== DATA FOR THIS EXERCISE
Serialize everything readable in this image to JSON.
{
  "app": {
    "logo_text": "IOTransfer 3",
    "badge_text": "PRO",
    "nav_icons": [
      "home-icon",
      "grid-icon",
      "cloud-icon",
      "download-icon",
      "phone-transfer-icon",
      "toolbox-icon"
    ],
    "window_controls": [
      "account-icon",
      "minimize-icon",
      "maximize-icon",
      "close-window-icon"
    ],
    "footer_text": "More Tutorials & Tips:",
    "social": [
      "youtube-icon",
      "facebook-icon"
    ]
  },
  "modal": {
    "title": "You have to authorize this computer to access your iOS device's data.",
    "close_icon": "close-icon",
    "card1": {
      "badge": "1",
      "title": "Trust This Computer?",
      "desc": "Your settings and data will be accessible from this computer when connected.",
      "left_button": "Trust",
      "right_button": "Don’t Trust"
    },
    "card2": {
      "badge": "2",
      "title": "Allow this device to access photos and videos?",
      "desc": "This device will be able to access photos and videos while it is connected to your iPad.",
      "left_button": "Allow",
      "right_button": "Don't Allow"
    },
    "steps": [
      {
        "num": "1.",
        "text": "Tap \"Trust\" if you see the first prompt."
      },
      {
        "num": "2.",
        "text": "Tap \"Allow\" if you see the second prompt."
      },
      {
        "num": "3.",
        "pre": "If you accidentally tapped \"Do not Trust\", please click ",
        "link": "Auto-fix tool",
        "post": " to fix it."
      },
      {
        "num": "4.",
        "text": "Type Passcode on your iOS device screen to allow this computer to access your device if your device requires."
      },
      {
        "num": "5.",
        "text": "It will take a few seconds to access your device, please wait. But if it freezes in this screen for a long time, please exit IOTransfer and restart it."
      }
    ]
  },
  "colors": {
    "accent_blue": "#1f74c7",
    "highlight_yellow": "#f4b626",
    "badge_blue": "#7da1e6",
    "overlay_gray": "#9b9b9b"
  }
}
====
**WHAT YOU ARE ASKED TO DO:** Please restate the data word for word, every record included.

**TASK OUTPUT:**
Serialize everything readable in this image to JSON.
{
  "app": {
    "logo_text": "IOTransfer 3",
    "badge_text": "PRO",
    "nav_icons": [
      "home-icon",
      "grid-icon",
      "cloud-icon",
      "download-icon",
      "phone-transfer-icon",
      "toolbox-icon"
    ],
    "window_controls": [
      "account-icon",
      "minimize-icon",
      "maximize-icon",
      "close-window-icon"
    ],
    "footer_text": "More Tutorials & Tips:",
    "social": [
      "youtube-icon",
      "facebook-icon"
    ]
  },
  "modal": {
    "title": "You have to authorize this computer to access your iOS device's data.",
    "close_icon": "close-icon",
    "card1": {
      "badge": "1",
      "title": "Trust This Computer?",
      "desc": "Your settings and data will be accessible from this computer when connected.",
      "left_button": "Trust",
      "right_button": "Don’t Trust"
    },
    "card2": {
      "badge": "2",
      "title": "Allow this device to access photos and videos?",
      "desc": "This device will be able to access photos and videos while it is connected to your iPad.",
      "left_button": "Allow",
      "right_button": "Don't Allow"
    },
    "steps": [
      {
        "num": "1.",
        "text": "Tap \"Trust\" if you see the first prompt."
      },
      {
        "num": "2.",
        "text": "Tap \"Allow\" if you see the second prompt."
      },
      {
        "num": "3.",
        "pre": "If you accidentally tapped \"Do not Trust\", please click ",
        "link": "Auto-fix tool",
        "post": " to fix it."
      },
      {
        "num": "4.",
        "text": "Type Passcode on your iOS device screen to allow this computer to access your device if your device requires."
      },
      {
        "num": "5.",
        "text": "It will take a few seconds to access your device, please wait. But if it freezes in this screen for a long time, please exit IOTransfer and restart it."
      }
    ]
  },
  "colors": {
    "accent_blue": "#1f74c7",
    "highlight_yellow": "#f4b626",
    "badge_blue": "#7da1e6",
    "overlay_gray": "#9b9b9b"
  }
}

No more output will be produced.